** WHAT THE EXERCISE ASKS **
Will you give every entry again exactly as it stands?

==================================================

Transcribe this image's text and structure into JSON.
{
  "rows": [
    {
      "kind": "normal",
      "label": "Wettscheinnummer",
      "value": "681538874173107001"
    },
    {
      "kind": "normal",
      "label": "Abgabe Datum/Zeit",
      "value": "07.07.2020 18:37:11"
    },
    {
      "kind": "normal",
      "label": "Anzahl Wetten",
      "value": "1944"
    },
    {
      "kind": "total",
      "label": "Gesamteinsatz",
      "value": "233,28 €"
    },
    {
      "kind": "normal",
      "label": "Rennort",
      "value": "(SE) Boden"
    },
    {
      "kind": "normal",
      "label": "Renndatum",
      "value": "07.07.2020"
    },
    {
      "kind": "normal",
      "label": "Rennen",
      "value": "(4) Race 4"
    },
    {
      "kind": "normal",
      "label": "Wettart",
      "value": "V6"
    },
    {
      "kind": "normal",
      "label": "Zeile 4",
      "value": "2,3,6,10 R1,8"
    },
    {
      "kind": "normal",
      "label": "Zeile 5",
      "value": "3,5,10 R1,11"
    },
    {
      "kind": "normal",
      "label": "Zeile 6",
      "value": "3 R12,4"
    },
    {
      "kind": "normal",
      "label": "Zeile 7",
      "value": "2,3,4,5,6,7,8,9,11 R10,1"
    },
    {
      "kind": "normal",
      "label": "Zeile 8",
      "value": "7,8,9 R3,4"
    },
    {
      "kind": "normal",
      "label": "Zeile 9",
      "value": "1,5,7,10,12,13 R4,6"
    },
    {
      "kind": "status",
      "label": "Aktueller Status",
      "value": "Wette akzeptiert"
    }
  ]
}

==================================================

** RESULT OF THIS EXERCISE **
Transcribe this image's text and structure into JSON.
{
  "rows": [
    {
      "kind": "normal",
      "label": "Wettscheinnummer",
      "value": "681538874173107001"
    },
    {
      "kind": "normal",
      "label": "Abgabe Datum/Zeit",
      "value": "07.07.2020 18:37:11"
    },
    {
      "kind": "normal",
      "label": "Anzahl Wetten",
      "value": "1944"
    },
    {
      "kind": "total",
      "label": "Gesamteinsatz",
      "value": "233,28 €"
    },
    {
      "kind": "normal",
      "label": "Rennort",
      "value": "(SE) Boden"
    },
    {
      "kind": "normal",
      "label": "Renndatum",
      "value": "07.07.2020"
    },
    {
      "kind": "normal",
      "label": "Rennen",
      "value": "(4) Race 4"
    },
    {
      "kind": "normal",
      "label": "Wettart",
      "value": "V6"
    },
    {
      "kind": "normal",
      "label": "Zeile 4",
      "value": "2,3,6,10 R1,8"
    },
    {
      "kind": "normal",
      "label": "Zeile 5",
      "value": "3,5,10 R1,11"
    },
    {
      "kind": "normal",
      "label": "Zeile 6",
      "value": "3 R12,4"
    },
    {
      "kind": "normal",
      "label": "Zeile 7",
      "value": "2,3,4,5,6,7,8,9,11 R10,1"
    },
    {
      "kind": "normal",
      "label": "Zeile 8",
      "value": "7,8,9 R3,4"
    },
    {
      "kind": "normal",
      "label": "Zeile 9",
      "value": "1,5,7,10,12,13 R4,6"
    },
    {
      "kind": "status",
      "label": "Aktueller Status",
      "value": "Wette akzeptiert"
    }
  ]
}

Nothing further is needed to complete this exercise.